(Element data from apps and pages)

== Segment start ==

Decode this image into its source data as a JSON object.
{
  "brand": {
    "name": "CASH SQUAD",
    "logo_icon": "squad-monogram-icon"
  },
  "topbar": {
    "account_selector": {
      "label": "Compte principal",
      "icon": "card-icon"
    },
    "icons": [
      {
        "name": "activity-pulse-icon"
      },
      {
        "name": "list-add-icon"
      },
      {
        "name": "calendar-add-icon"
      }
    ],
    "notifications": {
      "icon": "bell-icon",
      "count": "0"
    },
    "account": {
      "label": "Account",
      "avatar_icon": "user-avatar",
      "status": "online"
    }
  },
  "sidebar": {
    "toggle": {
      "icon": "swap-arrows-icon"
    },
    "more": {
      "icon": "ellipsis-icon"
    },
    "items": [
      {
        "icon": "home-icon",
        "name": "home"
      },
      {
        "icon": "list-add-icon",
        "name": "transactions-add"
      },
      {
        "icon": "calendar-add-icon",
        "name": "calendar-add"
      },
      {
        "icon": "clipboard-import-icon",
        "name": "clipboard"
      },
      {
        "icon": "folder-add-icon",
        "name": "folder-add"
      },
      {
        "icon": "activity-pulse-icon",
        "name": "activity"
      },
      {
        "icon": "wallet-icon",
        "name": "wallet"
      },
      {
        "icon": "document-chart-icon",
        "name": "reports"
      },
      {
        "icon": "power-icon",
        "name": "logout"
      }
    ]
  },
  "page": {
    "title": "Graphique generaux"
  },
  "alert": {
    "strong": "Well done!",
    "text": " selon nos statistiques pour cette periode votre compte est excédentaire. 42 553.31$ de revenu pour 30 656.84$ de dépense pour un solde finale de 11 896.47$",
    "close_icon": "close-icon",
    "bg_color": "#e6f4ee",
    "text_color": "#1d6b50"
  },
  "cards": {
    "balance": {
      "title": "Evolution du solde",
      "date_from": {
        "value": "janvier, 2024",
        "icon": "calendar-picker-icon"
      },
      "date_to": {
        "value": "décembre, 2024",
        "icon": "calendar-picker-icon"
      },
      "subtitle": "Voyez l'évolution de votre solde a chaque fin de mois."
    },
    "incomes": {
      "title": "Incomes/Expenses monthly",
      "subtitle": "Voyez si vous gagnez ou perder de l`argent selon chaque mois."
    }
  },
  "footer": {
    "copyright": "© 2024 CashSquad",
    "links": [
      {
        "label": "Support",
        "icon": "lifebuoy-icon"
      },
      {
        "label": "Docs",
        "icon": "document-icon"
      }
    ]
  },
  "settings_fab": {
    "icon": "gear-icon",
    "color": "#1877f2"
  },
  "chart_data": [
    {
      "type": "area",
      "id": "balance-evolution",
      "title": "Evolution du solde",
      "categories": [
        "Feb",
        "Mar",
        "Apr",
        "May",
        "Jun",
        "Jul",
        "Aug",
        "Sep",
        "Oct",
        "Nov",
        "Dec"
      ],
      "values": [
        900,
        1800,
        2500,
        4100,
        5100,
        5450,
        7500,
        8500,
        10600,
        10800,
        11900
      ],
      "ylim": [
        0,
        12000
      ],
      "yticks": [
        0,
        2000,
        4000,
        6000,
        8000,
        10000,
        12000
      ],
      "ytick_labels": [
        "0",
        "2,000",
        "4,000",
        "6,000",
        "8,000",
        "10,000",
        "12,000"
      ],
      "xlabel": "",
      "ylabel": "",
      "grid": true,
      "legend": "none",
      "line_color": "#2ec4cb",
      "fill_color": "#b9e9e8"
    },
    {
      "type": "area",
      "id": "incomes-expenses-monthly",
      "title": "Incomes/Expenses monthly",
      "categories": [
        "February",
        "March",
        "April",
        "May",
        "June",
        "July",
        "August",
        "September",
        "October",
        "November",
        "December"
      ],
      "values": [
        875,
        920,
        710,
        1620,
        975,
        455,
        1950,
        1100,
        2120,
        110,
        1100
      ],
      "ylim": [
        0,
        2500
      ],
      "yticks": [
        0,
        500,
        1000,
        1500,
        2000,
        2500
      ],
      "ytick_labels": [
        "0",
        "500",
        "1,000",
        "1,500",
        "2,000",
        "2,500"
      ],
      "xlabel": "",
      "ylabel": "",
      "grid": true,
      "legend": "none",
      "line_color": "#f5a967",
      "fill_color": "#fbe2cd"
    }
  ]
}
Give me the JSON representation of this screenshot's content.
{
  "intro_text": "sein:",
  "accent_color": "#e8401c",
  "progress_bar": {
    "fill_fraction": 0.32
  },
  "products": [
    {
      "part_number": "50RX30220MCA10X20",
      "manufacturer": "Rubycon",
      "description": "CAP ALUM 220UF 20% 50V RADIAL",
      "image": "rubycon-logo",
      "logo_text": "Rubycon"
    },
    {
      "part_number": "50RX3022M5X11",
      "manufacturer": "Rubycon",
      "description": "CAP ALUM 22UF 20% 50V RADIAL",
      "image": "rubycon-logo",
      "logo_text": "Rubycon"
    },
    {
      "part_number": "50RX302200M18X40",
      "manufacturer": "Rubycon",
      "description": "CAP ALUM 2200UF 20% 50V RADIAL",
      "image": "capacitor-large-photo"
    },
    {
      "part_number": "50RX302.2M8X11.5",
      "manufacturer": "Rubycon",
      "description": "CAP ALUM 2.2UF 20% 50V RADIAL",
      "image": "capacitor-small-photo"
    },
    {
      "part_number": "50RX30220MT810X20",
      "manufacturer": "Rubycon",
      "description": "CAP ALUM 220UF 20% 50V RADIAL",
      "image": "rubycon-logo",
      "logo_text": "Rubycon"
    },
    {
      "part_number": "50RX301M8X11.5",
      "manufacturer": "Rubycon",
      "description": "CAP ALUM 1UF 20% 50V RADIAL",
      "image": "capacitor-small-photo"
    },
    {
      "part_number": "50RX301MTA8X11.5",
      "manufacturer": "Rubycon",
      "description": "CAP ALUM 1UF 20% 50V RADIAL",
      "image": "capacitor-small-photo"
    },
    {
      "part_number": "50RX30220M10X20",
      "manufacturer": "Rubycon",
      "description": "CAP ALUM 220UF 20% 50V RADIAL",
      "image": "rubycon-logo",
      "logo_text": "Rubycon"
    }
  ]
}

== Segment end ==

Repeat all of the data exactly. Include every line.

Decode this image into its source data as a JSON object.
{
  "brand": {
    "name": "CASH SQUAD",
    "logo_icon": "squad-monogram-icon"
  },
  "topbar": {
    "account_selector": {
      "label": "Compte principal",
      "icon": "card-icon"
    },
    "icons": [
      {
        "name": "activity-pulse-icon"
      },
      {
        "name": "list-add-icon"
      },
      {
        "name": "calendar-add-icon"
      }
    ],
    "notifications": {
      "icon": "bell-icon",
      "count": "0"
    },
    "account": {
      "label": "Account",
      "avatar_icon": "user-avatar",
      "status": "online"
    }
  },
  "sidebar": {
    "toggle": {
      "icon": "swap-arrows-icon"
    },
    "more": {
      "icon": "ellipsis-icon"
    },
    "items": [
      {
        "icon": "home-icon",
        "name": "home"
      },
      {
        "icon": "list-add-icon",
        "name": "transactions-add"
      },
      {
        "icon": "calendar-add-icon",
        "name": "calendar-add"
      },
      {
        "icon": "clipboard-import-icon",
        "name": "clipboard"
      },
      {
        "icon": "folder-add-icon",
        "name": "folder-add"
      },
      {
        "icon": "activity-pulse-icon",
        "name": "activity"
      },
      {
        "icon": "wallet-icon",
        "name": "wallet"
      },
      {
        "icon": "document-chart-icon",
        "name": "reports"
      },
      {
        "icon": "power-icon",
        "name": "logout"
      }
    ]
  },
  "page": {
    "title": "Graphique generaux"
  },
  "alert": {
    "strong": "Well done!",
    "text": " selon nos statistiques pour cette periode votre compte est excédentaire. 42 553.31$ de revenu pour 30 656.84$ de dépense pour un solde finale de 11 896.47$",
    "close_icon": "close-icon",
    "bg_color": "#e6f4ee",
    "text_color": "#1d6b50"
  },
  "cards": {
    "balance": {
      "title": "Evolution du solde",
      "date_from": {
        "value": "janvier, 2024",
        "icon": "calendar-picker-icon"
      },
      "date_to": {
        "value": "décembre, 2024",
        "icon": "calendar-picker-icon"
      },
      "subtitle": "Voyez l'évolution de votre solde a chaque fin de mois."
    },
    "incomes": {
      "title": "Incomes/Expenses monthly",
      "subtitle": "Voyez si vous gagnez ou perder de l`argent selon chaque mois."
    }
  },
  "footer": {
    "copyright": "© 2024 CashSquad",
    "links": [
      {
        "label": "Support",
        "icon": "lifebuoy-icon"
      },
      {
        "label": "Docs",
        "icon": "document-icon"
      }
    ]
  },
  "settings_fab": {
    "icon": "gear-icon",
    "color": "#1877f2"
  },
  "chart_data": [
    {
      "type": "area",
      "id": "balance-evolution",
      "title": "Evolution du solde",
      "categories": [
        "Feb",
        "Mar",
        "Apr",
        "May",
        "Jun",
        "Jul",
        "Aug",
        "Sep",
        "Oct",
        "Nov",
        "Dec"
      ],
      "values": [
        900,
        1800,
        2500,
        4100,
        5100,
        5450,
        7500,
        8500,
        10600,
        10800,
        11900
      ],
      "ylim": [
        0,
        12000
      ],
      "yticks": [
        0,
        2000,
        4000,
        6000,
        8000,
        10000,
        12000
      ],
      "ytick_labels": [
        "0",
        "2,000",
        "4,000",
        "6,000",
        "8,000",
        "10,000",
        "12,000"
      ],
      "xlabel": "",
      "ylabel": "",
      "grid": true,
      "legend": "none",
      "line_color": "#2ec4cb",
      "fill_color": "#b9e9e8"
    },
    {
      "type": "area",
      "id": "incomes-expenses-monthly",
      "title": "Incomes/Expenses monthly",
      "categories": [
        "February",
        "March",
        "April",
        "May",
        "June",
        "July",
        "August",
        "September",
        "October",
        "November",
        "December"
      ],
      "values": [
        875,
        920,
        710,
        1620,
        975,
        455,
        1950,
        1100,
        2120,
        110,
        1100
      ],
      "ylim": [
        0,
        2500
      ],
      "yticks": [
        0,
        500,
        1000,
        1500,
        2000,
        2500
      ],
      "ytick_labels": [
        "0",
        "500",
        "1,000",
        "1,500",
        "2,000",
        "2,500"
      ],
      "xlabel": "",
      "ylabel": "",
      "grid": true,
      "legend": "none",
      "line_color": "#f5a967",
      "fill_color": "#fbe2cd"
    }
  ]
}
Give me the JSON representation of this screenshot's content.
{
  "intro_text": "sein:",
  "accent_color": "#e8401c",
  "progress_bar": {
    "fill_fraction": 0.32
  },
  "products": [
    {
      "part_number": "50RX30220MCA10X20",
      "manufacturer": "Rubycon",
      "description": "CAP ALUM 220UF 20% 50V RADIAL",
      "image": "rubycon-logo",
      "logo_text": "Rubycon"
    },
    {
      "part_number": "50RX3022M5X11",
      "manufacturer": "Rubycon",
      "description": "CAP ALUM 22UF 20% 50V RADIAL",
      "image": "rubycon-logo",
      "logo_text": "Rubycon"
    },
    {
      "part_number": "50RX302200M18X40",
      "manufacturer": "Rubycon",
      "description": "CAP ALUM 2200UF 20% 50V RADIAL",
      "image": "capacitor-large-photo"
    },
    {
      "part_number": "50RX302.2M8X11.5",
      "manufacturer": "Rubycon",
      "description": "CAP ALUM 2.2UF 20% 50V RADIAL",
      "image": "capacitor-small-photo"
    },
    {
      "part_number": "50RX30220MT810X20",
      "manufacturer": "Rubycon",
      "description": "CAP ALUM 220UF 20% 50V RADIAL",
      "image": "rubycon-logo",
      "logo_text": "Rubycon"
    },
    {
      "part_number": "50RX301M8X11.5",
      "manufacturer": "Rubycon",
      "description": "CAP ALUM 1UF 20% 50V RADIAL",
      "image": "capacitor-small-photo"
    },
    {
      "part_number": "50RX301MTA8X11.5",
      "manufacturer": "Rubycon",
      "description": "CAP ALUM 1UF 20% 50V RADIAL",
      "image": "capacitor-small-photo"
    },
    {
      "part_number": "50RX30220M10X20",
      "manufacturer": "Rubycon",
      "description": "CAP ALUM 220UF 20% 50V RADIAL",
      "image": "rubycon-logo",
      "logo_text": "Rubycon"
    }
  ]
}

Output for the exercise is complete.